Where a picture occurs in the data, omit it, and copy all remaining data exactly.

↓↓↓

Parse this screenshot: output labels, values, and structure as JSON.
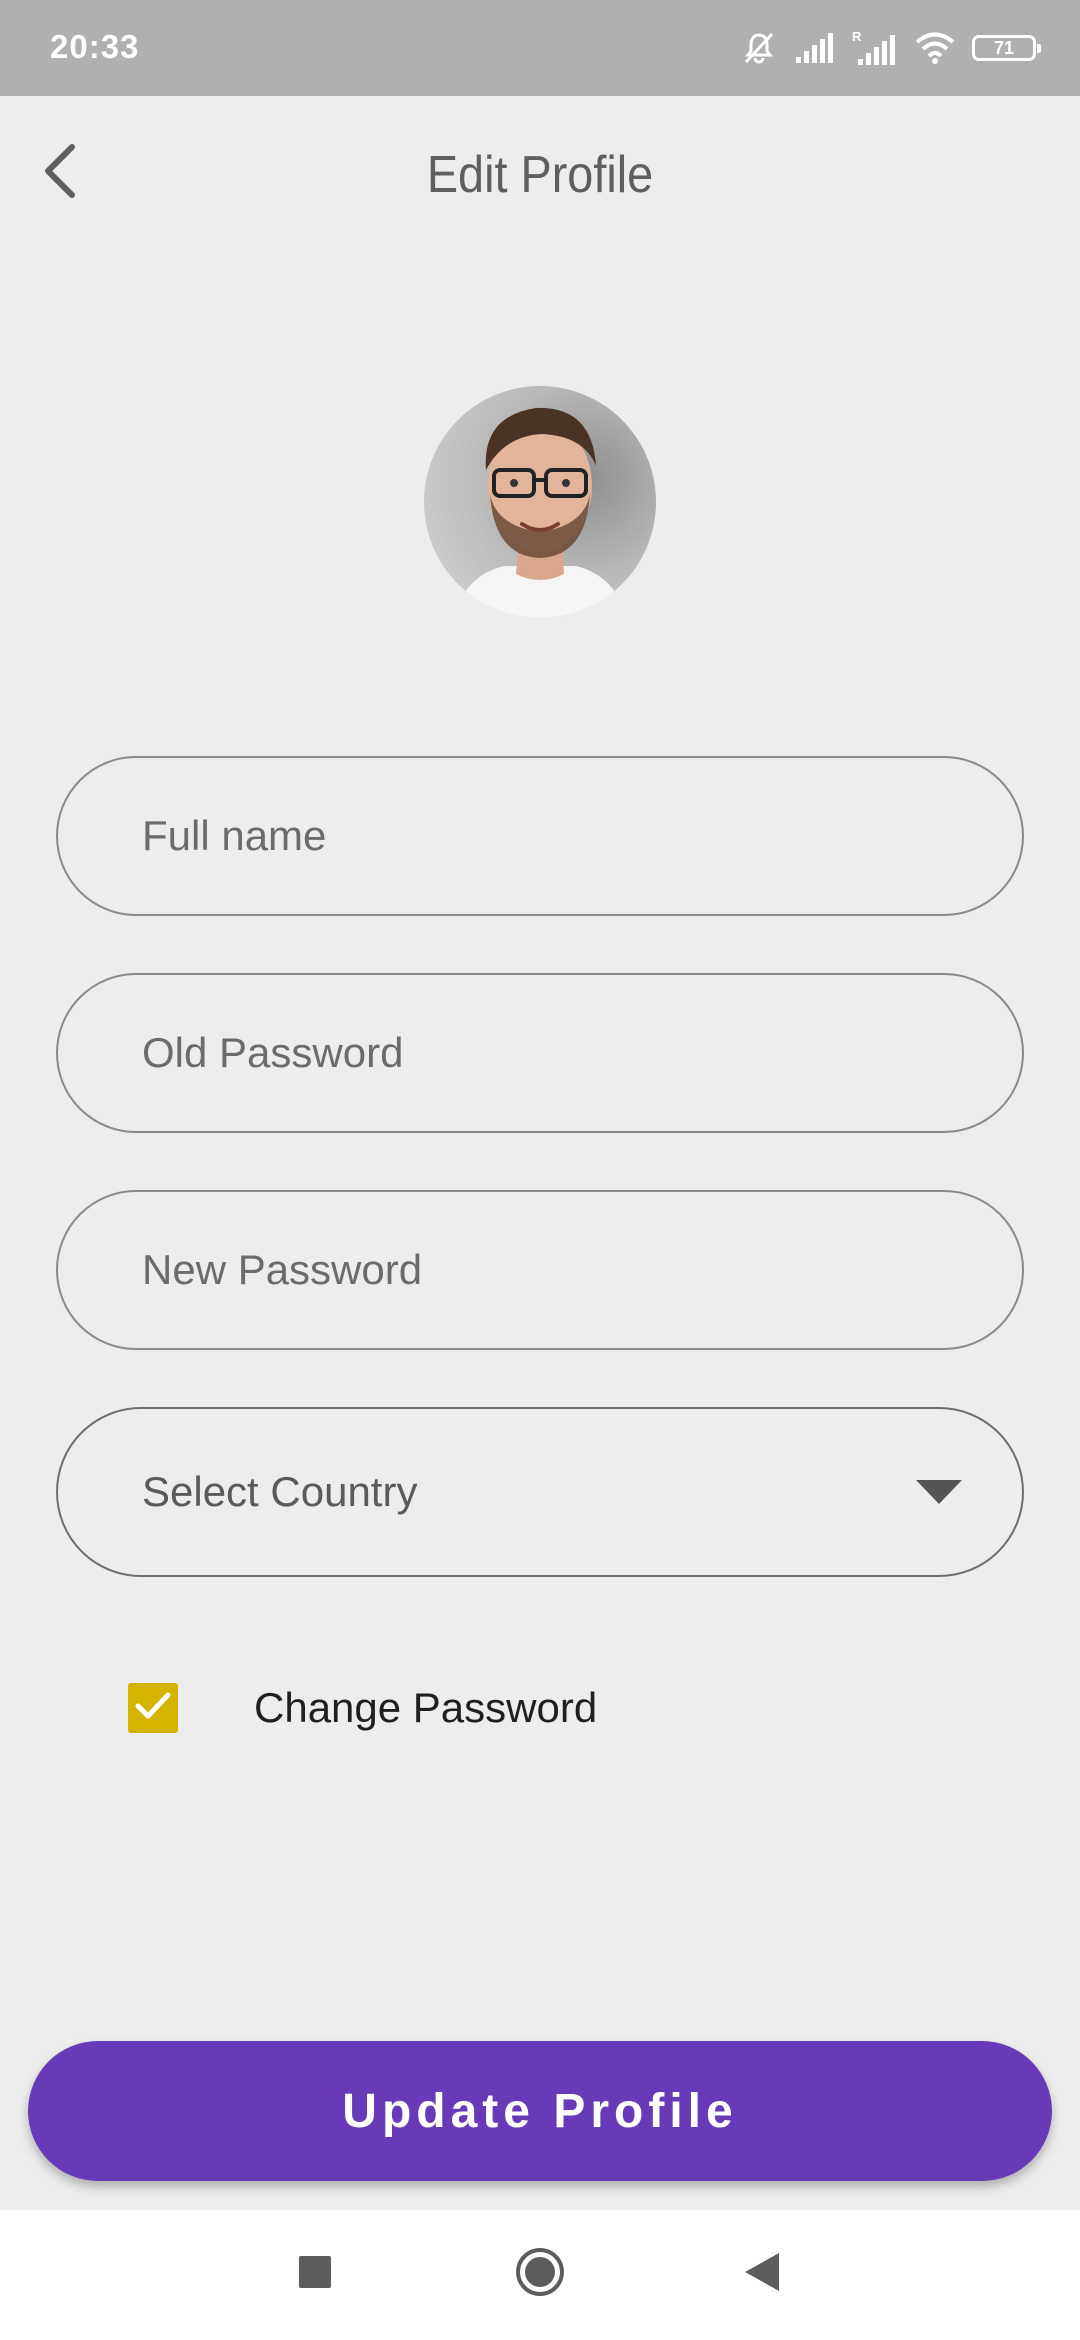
{
  "status_bar": {
    "time": "20:33",
    "battery_level": "71",
    "icons": [
      "mute-icon",
      "signal-icon",
      "signal-roaming-icon",
      "wifi-icon",
      "battery-icon"
    ]
  },
  "header": {
    "title": "Edit Profile",
    "back_icon": "chevron-left-icon"
  },
  "form": {
    "full_name": {
      "placeholder": "Full name",
      "value": ""
    },
    "old_password": {
      "placeholder": "Old Password",
      "value": ""
    },
    "new_password": {
      "placeholder": "New Password",
      "value": ""
    },
    "country_select": {
      "selected": "Select Country",
      "icon": "caret-down-icon"
    },
    "change_password": {
      "label": "Change Password",
      "checked": true
    }
  },
  "actions": {
    "update_label": "Update Profile"
  },
  "colors": {
    "status_bar": "#b0b0b0",
    "background": "#ededed",
    "accent": "#673ab7",
    "checkbox": "#d4b400"
  },
  "nav_bar": {
    "icons": [
      "recents-icon",
      "home-icon",
      "back-icon"
    ]
  }
}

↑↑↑

■ Result of this task
Parse this screenshot: output labels, values, and structure as JSON.
{
  "status_bar": {
    "time": "20:33",
    "battery_level": "71",
    "icons": [
      "mute-icon",
      "signal-icon",
      "signal-roaming-icon",
      "wifi-icon",
      "battery-icon"
    ]
  },
  "header": {
    "title": "Edit Profile",
    "back_icon": "chevron-left-icon"
  },
  "form": {
    "full_name": {
      "placeholder": "Full name",
      "value": ""
    },
    "old_password": {
      "placeholder": "Old Password",
      "value": ""
    },
    "new_password": {
      "placeholder": "New Password",
      "value": ""
    },
    "country_select": {
      "selected": "Select Country",
      "icon": "caret-down-icon"
    },
    "change_password": {
      "label": "Change Password",
      "checked": true
    }
  },
  "actions": {
    "update_label": "Update Profile"
  },
  "colors": {
    "status_bar": "#b0b0b0",
    "background": "#ededed",
    "accent": "#673ab7",
    "checkbox": "#d4b400"
  },
  "nav_bar": {
    "icons": [
      "recents-icon",
      "home-icon",
      "back-icon"
    ]
  }
}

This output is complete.